There’s no court of appeals if you’re dressed inappropriately when appearing before a judge.
Flip-flops, sandals, ball caps, blue jeans, midriff tops, shorts and T-shirts work as beach wear, gardening attire or casual clothes. But some people wear such apparel to court — or try to.
Some courts post guidelines; some may use the words “dress appropriately” in hearing notices.
Mahoning County Common Pleas Court Judge Maureen A. Cronin, who was a judge for 13 years before her retirement July 1, said there is no written dress code, noting that attorneys advise clients about “appropriate dress.”
What’s “appropriate” is the crux of the matter.
Judge Cronin gave the example of an attractive young woman in a pink halter top and pink stilettos. Her matching pink capris and purse were “OK.” The judge asked the woman, — “do you think you’re dressed appropriately?” — to which the woman replied, “I thought so.” The judge told her that the halter top was unacceptable, and sent her home. The woman, who reappeared a short time later in an acceptable pink shirt, told the judge she had run across town and bought it.

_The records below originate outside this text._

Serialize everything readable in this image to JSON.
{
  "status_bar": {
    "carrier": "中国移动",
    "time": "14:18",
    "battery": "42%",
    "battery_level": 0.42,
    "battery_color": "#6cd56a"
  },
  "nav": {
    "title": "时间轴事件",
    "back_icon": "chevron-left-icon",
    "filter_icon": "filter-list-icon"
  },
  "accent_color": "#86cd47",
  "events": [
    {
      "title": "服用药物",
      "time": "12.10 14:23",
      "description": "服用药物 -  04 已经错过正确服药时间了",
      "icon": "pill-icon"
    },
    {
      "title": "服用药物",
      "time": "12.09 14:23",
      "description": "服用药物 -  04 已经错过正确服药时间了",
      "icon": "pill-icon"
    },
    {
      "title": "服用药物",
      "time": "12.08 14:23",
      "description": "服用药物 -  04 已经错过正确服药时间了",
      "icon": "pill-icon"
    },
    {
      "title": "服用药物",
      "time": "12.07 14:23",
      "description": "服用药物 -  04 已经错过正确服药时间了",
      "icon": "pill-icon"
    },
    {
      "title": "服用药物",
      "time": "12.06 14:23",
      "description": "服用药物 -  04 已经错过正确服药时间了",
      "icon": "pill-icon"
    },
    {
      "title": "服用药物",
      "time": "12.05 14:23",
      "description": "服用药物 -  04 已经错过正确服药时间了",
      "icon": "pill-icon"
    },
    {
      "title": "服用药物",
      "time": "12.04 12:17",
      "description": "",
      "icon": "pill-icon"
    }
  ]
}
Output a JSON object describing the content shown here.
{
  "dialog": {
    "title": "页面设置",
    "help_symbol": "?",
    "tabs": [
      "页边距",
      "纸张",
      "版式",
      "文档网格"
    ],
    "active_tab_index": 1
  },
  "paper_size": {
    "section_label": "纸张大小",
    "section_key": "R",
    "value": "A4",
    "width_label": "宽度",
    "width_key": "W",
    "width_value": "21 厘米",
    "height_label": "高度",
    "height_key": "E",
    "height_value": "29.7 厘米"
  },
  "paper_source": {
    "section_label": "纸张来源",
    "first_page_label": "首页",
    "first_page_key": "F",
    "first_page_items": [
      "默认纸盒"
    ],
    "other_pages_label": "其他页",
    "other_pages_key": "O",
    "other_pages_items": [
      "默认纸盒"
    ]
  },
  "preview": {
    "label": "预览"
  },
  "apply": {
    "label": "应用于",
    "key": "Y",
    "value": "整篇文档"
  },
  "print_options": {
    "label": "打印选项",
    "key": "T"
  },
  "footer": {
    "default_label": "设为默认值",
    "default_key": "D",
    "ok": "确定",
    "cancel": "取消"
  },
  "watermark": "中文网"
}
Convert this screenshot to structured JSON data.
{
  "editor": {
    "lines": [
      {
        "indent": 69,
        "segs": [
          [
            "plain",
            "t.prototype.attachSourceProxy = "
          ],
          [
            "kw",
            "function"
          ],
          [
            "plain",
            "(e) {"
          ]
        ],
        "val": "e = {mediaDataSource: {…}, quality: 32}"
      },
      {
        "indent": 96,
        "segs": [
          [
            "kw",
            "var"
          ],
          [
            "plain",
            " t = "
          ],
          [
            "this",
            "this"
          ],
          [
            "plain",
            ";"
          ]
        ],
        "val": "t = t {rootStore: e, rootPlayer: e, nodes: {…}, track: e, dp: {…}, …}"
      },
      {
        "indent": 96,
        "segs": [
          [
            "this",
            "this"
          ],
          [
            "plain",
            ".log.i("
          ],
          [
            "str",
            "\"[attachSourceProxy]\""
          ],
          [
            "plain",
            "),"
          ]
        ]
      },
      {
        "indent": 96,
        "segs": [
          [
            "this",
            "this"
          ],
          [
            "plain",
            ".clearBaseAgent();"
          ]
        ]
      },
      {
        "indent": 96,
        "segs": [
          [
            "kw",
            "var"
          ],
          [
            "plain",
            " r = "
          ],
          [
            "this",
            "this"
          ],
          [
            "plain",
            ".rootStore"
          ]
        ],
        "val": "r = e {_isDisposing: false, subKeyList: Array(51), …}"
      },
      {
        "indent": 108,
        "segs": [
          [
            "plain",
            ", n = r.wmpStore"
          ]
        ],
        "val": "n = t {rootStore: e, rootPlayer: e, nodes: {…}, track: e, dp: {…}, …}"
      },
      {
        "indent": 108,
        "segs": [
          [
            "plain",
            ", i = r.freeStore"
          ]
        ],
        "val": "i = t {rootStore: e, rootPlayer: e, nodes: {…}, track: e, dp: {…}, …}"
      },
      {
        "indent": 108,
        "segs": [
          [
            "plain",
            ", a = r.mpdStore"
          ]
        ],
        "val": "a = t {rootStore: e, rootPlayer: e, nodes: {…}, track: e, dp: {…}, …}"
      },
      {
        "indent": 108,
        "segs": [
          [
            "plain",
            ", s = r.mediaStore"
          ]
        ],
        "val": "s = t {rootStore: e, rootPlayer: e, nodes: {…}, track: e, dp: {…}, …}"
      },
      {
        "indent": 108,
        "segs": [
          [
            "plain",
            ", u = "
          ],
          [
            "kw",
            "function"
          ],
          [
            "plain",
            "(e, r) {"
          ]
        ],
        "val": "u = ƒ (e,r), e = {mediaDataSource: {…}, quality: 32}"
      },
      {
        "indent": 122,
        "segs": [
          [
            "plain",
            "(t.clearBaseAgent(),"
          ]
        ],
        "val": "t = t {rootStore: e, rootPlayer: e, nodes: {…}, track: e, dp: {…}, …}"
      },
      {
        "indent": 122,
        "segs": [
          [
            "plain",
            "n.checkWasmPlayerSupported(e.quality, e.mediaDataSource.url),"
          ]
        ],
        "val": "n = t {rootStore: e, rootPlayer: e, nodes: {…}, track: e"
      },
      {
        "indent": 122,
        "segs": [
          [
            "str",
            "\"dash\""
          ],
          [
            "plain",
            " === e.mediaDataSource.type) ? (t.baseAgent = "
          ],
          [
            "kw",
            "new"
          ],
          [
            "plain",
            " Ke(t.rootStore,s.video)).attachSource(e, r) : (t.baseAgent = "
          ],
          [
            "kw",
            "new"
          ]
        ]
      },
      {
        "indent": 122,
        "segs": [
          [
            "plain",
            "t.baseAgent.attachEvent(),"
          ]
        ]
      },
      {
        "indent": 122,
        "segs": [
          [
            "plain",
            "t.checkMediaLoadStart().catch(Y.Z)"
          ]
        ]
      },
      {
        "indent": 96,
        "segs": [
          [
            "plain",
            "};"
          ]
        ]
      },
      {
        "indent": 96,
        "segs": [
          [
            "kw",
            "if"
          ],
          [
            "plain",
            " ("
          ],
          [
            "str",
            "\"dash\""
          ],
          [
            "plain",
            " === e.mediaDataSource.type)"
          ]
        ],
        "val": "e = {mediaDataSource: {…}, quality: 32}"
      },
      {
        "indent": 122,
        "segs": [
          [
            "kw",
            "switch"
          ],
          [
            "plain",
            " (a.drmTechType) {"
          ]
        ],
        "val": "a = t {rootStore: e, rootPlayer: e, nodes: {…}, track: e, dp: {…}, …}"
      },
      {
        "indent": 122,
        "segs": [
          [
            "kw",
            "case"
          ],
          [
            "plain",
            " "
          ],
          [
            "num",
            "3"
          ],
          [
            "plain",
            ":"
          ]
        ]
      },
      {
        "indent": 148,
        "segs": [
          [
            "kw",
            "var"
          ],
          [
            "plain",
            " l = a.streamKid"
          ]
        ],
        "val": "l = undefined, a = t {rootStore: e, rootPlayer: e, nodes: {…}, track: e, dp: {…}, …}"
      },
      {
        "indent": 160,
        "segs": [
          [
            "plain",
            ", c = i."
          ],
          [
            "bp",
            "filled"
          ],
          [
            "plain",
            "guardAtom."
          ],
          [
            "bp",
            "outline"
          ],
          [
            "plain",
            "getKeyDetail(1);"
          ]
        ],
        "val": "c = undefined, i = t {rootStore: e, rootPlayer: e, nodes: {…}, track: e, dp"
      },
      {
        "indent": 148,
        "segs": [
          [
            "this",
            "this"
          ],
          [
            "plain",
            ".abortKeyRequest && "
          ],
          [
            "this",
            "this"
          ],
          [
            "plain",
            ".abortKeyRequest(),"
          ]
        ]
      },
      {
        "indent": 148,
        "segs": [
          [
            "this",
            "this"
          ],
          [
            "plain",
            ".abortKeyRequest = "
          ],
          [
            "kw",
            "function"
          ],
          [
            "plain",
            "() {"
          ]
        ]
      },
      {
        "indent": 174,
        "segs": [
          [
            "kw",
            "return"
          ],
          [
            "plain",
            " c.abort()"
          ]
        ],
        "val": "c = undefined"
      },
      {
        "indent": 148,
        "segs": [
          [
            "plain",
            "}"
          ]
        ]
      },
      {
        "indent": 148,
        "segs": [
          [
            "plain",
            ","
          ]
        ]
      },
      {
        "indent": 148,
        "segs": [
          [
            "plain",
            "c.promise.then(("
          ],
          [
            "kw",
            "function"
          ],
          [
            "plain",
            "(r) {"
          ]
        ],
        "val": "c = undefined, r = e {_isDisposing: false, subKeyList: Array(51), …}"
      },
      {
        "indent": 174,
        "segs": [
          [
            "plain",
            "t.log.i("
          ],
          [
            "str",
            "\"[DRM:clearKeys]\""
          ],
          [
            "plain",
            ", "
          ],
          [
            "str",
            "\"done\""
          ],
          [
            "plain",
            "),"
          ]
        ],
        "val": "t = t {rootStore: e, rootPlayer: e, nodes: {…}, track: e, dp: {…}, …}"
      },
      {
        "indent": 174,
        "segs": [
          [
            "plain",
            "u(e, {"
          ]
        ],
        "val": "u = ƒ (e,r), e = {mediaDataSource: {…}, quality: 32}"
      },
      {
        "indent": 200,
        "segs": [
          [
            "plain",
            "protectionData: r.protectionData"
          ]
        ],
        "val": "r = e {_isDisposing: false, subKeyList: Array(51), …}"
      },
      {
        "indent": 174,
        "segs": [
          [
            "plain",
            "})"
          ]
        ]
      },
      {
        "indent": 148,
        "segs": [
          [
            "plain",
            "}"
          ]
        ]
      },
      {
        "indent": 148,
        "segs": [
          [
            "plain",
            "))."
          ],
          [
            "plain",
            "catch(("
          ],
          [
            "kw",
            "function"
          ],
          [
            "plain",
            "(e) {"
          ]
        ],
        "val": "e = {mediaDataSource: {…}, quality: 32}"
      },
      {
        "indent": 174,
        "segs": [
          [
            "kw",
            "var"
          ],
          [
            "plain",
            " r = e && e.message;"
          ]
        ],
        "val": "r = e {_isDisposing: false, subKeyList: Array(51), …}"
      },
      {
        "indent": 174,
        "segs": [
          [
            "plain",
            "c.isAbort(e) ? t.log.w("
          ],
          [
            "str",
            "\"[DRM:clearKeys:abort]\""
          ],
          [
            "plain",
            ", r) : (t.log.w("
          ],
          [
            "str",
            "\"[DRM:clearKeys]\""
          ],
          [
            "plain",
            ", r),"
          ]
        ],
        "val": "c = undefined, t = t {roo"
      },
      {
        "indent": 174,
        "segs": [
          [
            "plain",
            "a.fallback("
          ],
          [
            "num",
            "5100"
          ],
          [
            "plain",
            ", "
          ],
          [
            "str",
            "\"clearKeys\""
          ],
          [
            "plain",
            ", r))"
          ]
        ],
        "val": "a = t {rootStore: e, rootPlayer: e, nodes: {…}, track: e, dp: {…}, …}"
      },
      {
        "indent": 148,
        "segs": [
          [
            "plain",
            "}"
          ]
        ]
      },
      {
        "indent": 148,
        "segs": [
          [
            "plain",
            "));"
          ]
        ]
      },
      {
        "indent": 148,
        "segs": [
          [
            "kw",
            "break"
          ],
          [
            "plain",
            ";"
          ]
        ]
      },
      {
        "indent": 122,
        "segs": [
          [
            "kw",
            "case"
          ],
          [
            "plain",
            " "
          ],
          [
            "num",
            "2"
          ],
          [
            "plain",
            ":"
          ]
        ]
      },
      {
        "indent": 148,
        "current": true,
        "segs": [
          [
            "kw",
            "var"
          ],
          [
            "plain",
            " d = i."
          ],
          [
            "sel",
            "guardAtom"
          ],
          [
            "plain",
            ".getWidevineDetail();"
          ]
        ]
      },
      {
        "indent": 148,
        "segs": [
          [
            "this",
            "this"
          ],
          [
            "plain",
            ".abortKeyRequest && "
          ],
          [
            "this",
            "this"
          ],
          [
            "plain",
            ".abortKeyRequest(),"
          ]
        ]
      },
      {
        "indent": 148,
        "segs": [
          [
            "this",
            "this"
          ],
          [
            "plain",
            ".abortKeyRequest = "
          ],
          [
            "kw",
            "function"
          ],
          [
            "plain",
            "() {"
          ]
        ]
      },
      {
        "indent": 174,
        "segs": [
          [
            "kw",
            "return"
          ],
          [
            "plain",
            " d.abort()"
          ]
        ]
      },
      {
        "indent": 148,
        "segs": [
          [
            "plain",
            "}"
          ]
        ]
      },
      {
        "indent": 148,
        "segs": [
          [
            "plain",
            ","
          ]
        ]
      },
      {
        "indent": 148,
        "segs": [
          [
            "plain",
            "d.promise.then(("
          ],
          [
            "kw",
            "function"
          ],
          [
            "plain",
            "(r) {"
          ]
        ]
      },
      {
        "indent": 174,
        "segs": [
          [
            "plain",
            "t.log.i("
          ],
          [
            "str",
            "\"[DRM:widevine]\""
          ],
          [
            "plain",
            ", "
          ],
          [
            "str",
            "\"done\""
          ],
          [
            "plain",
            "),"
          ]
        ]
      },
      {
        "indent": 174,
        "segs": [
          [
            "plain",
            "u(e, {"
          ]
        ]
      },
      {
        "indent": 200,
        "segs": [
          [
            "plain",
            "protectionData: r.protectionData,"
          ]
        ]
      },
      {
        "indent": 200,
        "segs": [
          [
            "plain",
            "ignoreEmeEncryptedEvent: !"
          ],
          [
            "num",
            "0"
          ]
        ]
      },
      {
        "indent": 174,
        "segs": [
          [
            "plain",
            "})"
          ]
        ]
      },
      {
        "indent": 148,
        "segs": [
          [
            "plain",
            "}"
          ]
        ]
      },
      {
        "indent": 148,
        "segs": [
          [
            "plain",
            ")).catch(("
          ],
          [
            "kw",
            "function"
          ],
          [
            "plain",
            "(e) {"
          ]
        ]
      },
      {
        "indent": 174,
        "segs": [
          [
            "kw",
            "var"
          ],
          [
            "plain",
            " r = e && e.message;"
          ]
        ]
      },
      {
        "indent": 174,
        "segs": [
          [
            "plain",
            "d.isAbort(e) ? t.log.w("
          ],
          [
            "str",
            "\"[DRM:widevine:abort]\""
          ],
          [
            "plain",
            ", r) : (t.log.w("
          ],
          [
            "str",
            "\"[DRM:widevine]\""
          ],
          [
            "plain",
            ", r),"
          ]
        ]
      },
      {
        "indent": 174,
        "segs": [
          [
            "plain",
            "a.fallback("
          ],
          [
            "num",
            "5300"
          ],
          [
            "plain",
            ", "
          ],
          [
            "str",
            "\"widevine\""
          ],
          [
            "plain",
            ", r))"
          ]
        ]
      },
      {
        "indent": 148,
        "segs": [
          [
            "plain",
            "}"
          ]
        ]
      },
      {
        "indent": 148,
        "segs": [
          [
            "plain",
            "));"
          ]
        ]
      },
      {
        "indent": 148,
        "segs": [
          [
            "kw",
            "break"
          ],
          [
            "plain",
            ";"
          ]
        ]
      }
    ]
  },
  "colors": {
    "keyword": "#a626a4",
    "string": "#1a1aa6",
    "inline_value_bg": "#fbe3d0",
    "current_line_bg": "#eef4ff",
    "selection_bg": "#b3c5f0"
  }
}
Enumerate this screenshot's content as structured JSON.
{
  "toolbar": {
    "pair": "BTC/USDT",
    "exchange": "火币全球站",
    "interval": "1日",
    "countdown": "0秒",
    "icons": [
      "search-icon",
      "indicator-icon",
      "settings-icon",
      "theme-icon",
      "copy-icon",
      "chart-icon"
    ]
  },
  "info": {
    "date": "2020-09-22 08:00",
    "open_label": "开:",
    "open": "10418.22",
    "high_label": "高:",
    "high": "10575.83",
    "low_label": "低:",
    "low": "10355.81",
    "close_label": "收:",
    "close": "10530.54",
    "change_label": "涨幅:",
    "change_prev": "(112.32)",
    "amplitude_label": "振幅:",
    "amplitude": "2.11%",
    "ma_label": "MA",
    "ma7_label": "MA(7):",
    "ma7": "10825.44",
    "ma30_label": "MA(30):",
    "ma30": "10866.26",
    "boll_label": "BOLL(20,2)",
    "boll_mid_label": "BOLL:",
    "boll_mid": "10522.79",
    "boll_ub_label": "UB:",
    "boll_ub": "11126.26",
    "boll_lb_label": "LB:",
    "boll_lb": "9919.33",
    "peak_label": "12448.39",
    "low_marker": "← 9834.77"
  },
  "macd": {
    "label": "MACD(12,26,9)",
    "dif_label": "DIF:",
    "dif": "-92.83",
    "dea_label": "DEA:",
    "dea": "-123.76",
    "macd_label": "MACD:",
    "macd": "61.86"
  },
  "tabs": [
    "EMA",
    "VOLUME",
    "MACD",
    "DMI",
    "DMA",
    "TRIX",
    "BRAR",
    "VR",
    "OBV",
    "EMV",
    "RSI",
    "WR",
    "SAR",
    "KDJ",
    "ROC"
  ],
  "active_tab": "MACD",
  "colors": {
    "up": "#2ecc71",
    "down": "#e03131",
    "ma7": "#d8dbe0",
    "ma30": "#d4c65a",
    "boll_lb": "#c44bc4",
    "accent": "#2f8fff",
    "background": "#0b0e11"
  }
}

Judge Cronin admitted men have an edge over women. “A man can put on a golf shirt and khakis and look fine,” she said. “A woman has more body parts to expose.” Unfortunately, sometimes those parts are out there. “No stomach or breasts should be showing,” Judge Cronin said.
The worst outfit ever
Judge Cronin recalled an incident last summer of the “worst outfit” she had ever seen. “An overweight, voluptuous woman had on a tube top with fur on the top, no bra ... and short shorts and flip-flops,” Judge Cronin said. When the judge told the woman she was not attired appropriately, the woman retorted, “Maybe I’m just hot.”
The exchange escalated and the judge found the woman in contempt. That’s the only time that happened.
Judge R. Scott Krichbaum, also of Mahoning County Common Pleas Court, said there is “no formal policy. I expect people to dress like they’re going to church, a wedding or a funeral,” said the judge, who has been on the bench 17 years.
“If they’re appearing before me for the first time and not dressed appropriately, I advise them to look around the courtroom and see how they should be dressed,” he said, referring to lawyers, court staff and jurors. “Women should not wear revealing clothes ... halter tops,” he said.
Read the full story Monday in The Vindicator and on Vindy.com